[INFORMATION GIVEN Boundary: Start]
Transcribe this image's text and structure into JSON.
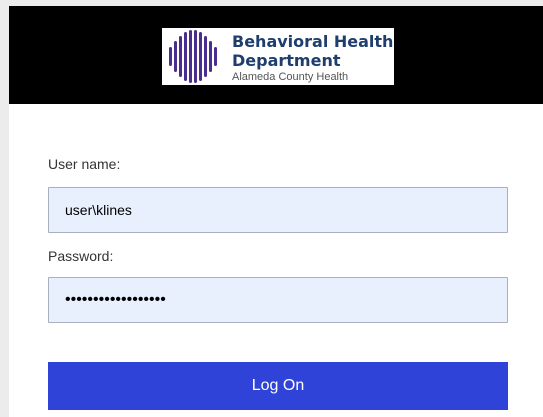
{
  "header": {
    "logo_title_line1": "Behavioral Health",
    "logo_title_line2": "Department",
    "logo_subtitle": "Alameda County Health",
    "logo_icon": "striped-oval-logo-icon",
    "background_color": "#000000",
    "logo_color": "#4a2d8f"
  },
  "form": {
    "username_label": "User name:",
    "username_value": "user\\klines",
    "password_label": "Password:",
    "password_value": "••••••••••••••••••",
    "submit_label": "Log On",
    "input_background": "#e8f0fe",
    "button_color": "#3043d8"
  }
}
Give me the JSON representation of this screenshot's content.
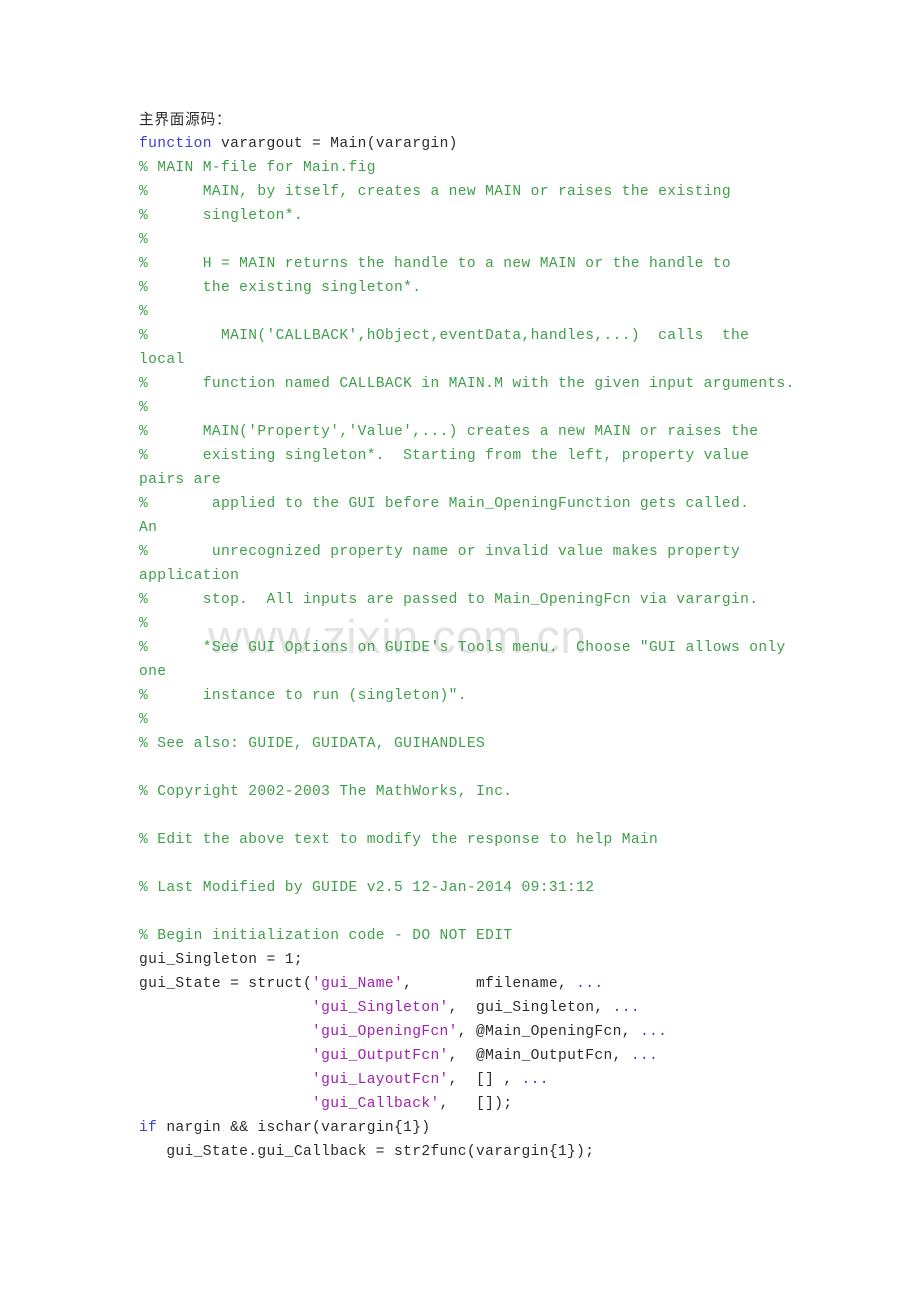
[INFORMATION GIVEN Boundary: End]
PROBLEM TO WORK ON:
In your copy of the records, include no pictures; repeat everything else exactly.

EXERCISE RESULT:
Transcribe this image's text and structure into JSON.
{
  "header": {
    "logo_title_line1": "Behavioral Health",
    "logo_title_line2": "Department",
    "logo_subtitle": "Alameda County Health",
    "logo_icon": "striped-oval-logo-icon",
    "background_color": "#000000",
    "logo_color": "#4a2d8f"
  },
  "form": {
    "username_label": "User name:",
    "username_value": "user\\klines",
    "password_label": "Password:",
    "password_value": "••••••••••••••••••",
    "submit_label": "Log On",
    "input_background": "#e8f0fe",
    "button_color": "#3043d8"
  }
}
Give me the JSON representation of this screenshot's content.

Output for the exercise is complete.